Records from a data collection
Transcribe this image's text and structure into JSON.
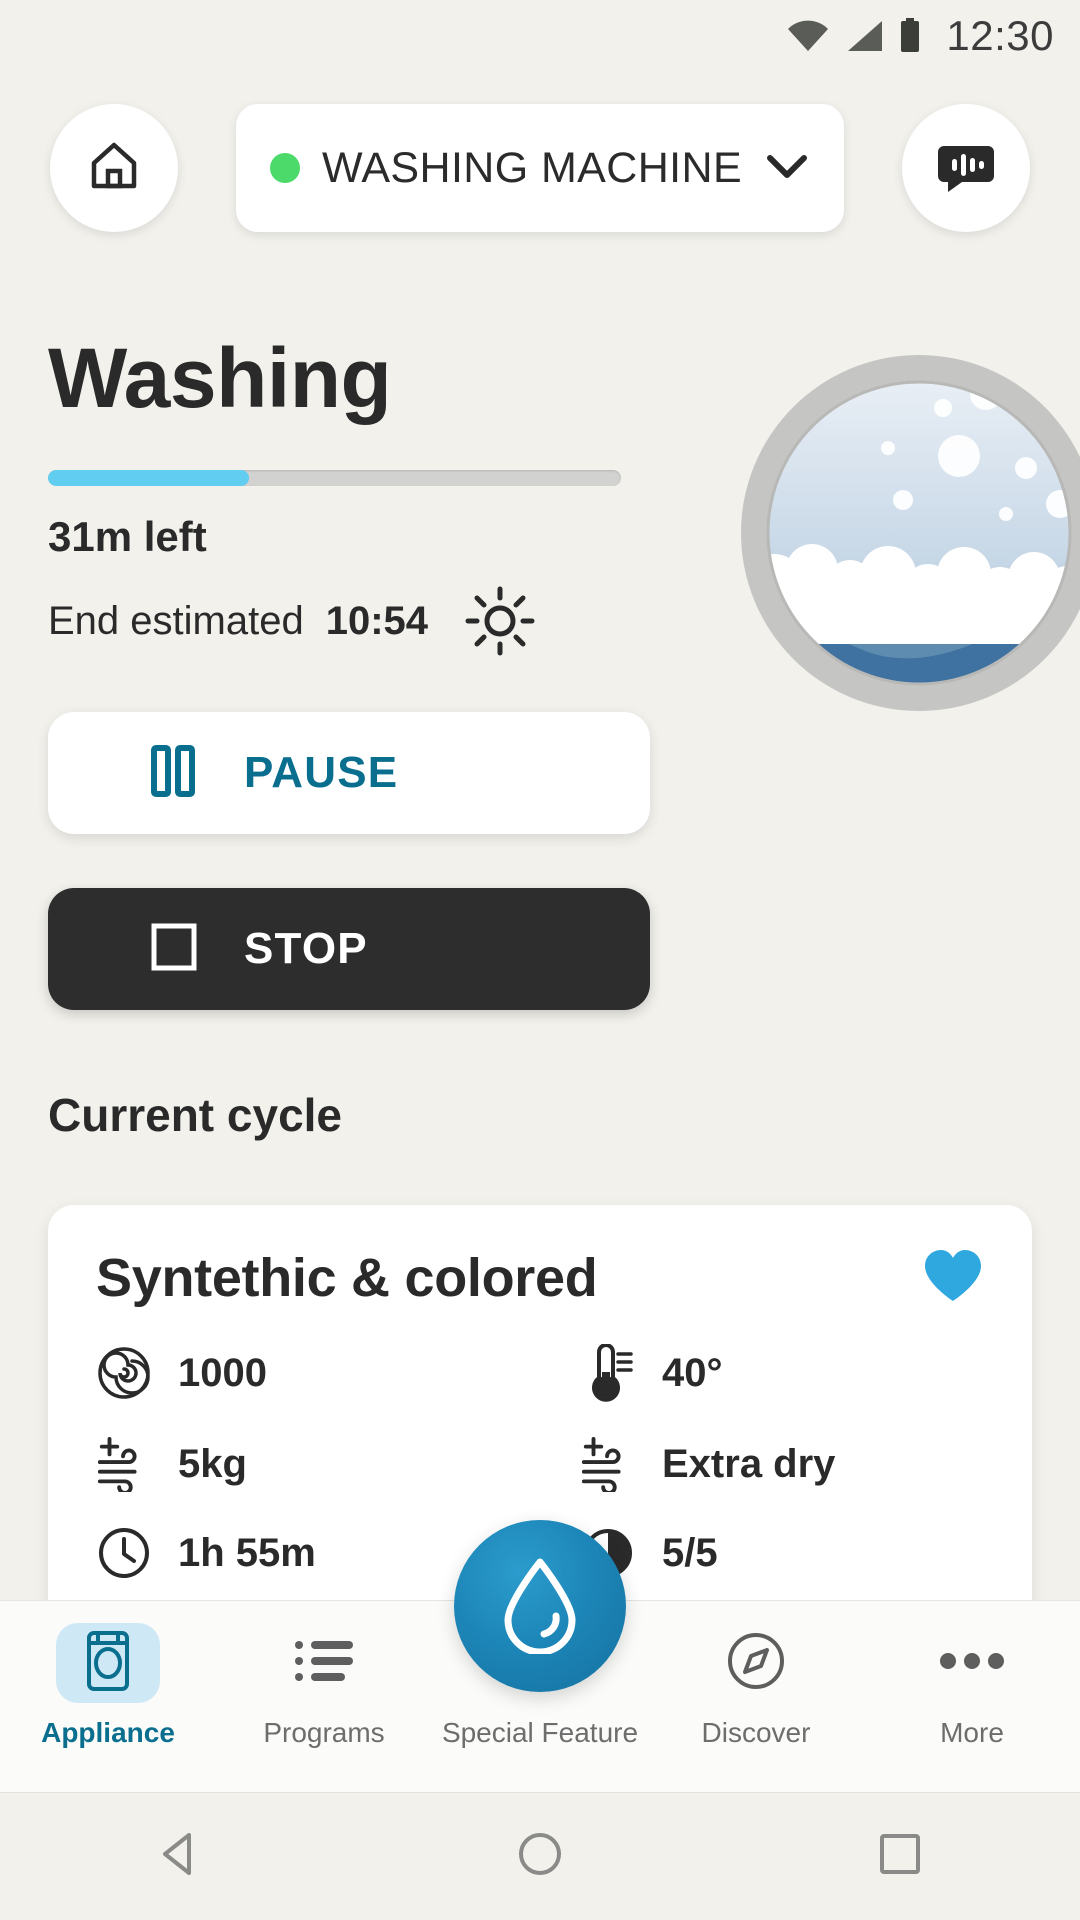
{
  "statusbar": {
    "time": "12:30",
    "icons": [
      "wifi-icon",
      "cellular-signal-icon",
      "battery-icon"
    ]
  },
  "header": {
    "home_button": "home-icon",
    "device": {
      "name": "WASHING MACHINE",
      "status_color": "#4cdb6a",
      "chevron": "chevron-down-icon"
    },
    "voice_button": "voice-assistant-icon"
  },
  "status": {
    "title": "Washing",
    "progress_percent": 35,
    "progress_color": "#61cdf0",
    "time_left": "31m left",
    "end_label": "End estimated",
    "end_time": "10:54",
    "end_icon": "sun-icon"
  },
  "actions": {
    "pause": {
      "label": "PAUSE",
      "icon": "pause-icon",
      "color": "#0a6e8f"
    },
    "stop": {
      "label": "STOP",
      "icon": "stop-icon",
      "color": "#ffffff"
    }
  },
  "current_cycle": {
    "section_title": "Current cycle",
    "program_name": "Syntethic & colored",
    "favorite": true,
    "favorite_icon": "heart-icon",
    "favorite_color": "#2fa8e0",
    "specs": [
      {
        "icon": "spin-spiral-icon",
        "value": "1000"
      },
      {
        "icon": "thermometer-icon",
        "value": "40°"
      },
      {
        "icon": "dry-wind-plus-icon",
        "value": "5kg"
      },
      {
        "icon": "dry-wind-plus-icon",
        "value": "Extra dry"
      },
      {
        "icon": "clock-icon",
        "value": "1h 55m"
      },
      {
        "icon": "level-icon",
        "value": "5/5"
      }
    ]
  },
  "bottom_nav": {
    "items": [
      {
        "label": "Appliance",
        "icon": "washing-machine-icon",
        "active": true
      },
      {
        "label": "Programs",
        "icon": "list-icon",
        "active": false
      },
      {
        "label": "Special Feature",
        "icon": "water-drop-icon",
        "active": false
      },
      {
        "label": "Discover",
        "icon": "compass-icon",
        "active": false
      },
      {
        "label": "More",
        "icon": "ellipsis-icon",
        "active": false
      }
    ],
    "fab_icon": "water-drop-icon",
    "fab_color": "#1d86b8"
  },
  "system_nav": {
    "back": "back-triangle-icon",
    "home": "home-circle-icon",
    "recents": "recents-square-icon"
  }
}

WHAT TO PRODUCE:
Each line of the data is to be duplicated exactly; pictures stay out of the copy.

RESPONSE BOX:
Transcribe this image's text and structure into JSON.
{
  "statusbar": {
    "time": "12:30",
    "icons": [
      "wifi-icon",
      "cellular-signal-icon",
      "battery-icon"
    ]
  },
  "header": {
    "home_button": "home-icon",
    "device": {
      "name": "WASHING MACHINE",
      "status_color": "#4cdb6a",
      "chevron": "chevron-down-icon"
    },
    "voice_button": "voice-assistant-icon"
  },
  "status": {
    "title": "Washing",
    "progress_percent": 35,
    "progress_color": "#61cdf0",
    "time_left": "31m left",
    "end_label": "End estimated",
    "end_time": "10:54",
    "end_icon": "sun-icon"
  },
  "actions": {
    "pause": {
      "label": "PAUSE",
      "icon": "pause-icon",
      "color": "#0a6e8f"
    },
    "stop": {
      "label": "STOP",
      "icon": "stop-icon",
      "color": "#ffffff"
    }
  },
  "current_cycle": {
    "section_title": "Current cycle",
    "program_name": "Syntethic & colored",
    "favorite": true,
    "favorite_icon": "heart-icon",
    "favorite_color": "#2fa8e0",
    "specs": [
      {
        "icon": "spin-spiral-icon",
        "value": "1000"
      },
      {
        "icon": "thermometer-icon",
        "value": "40°"
      },
      {
        "icon": "dry-wind-plus-icon",
        "value": "5kg"
      },
      {
        "icon": "dry-wind-plus-icon",
        "value": "Extra dry"
      },
      {
        "icon": "clock-icon",
        "value": "1h 55m"
      },
      {
        "icon": "level-icon",
        "value": "5/5"
      }
    ]
  },
  "bottom_nav": {
    "items": [
      {
        "label": "Appliance",
        "icon": "washing-machine-icon",
        "active": true
      },
      {
        "label": "Programs",
        "icon": "list-icon",
        "active": false
      },
      {
        "label": "Special Feature",
        "icon": "water-drop-icon",
        "active": false
      },
      {
        "label": "Discover",
        "icon": "compass-icon",
        "active": false
      },
      {
        "label": "More",
        "icon": "ellipsis-icon",
        "active": false
      }
    ],
    "fab_icon": "water-drop-icon",
    "fab_color": "#1d86b8"
  },
  "system_nav": {
    "back": "back-triangle-icon",
    "home": "home-circle-icon",
    "recents": "recents-square-icon"
  }
}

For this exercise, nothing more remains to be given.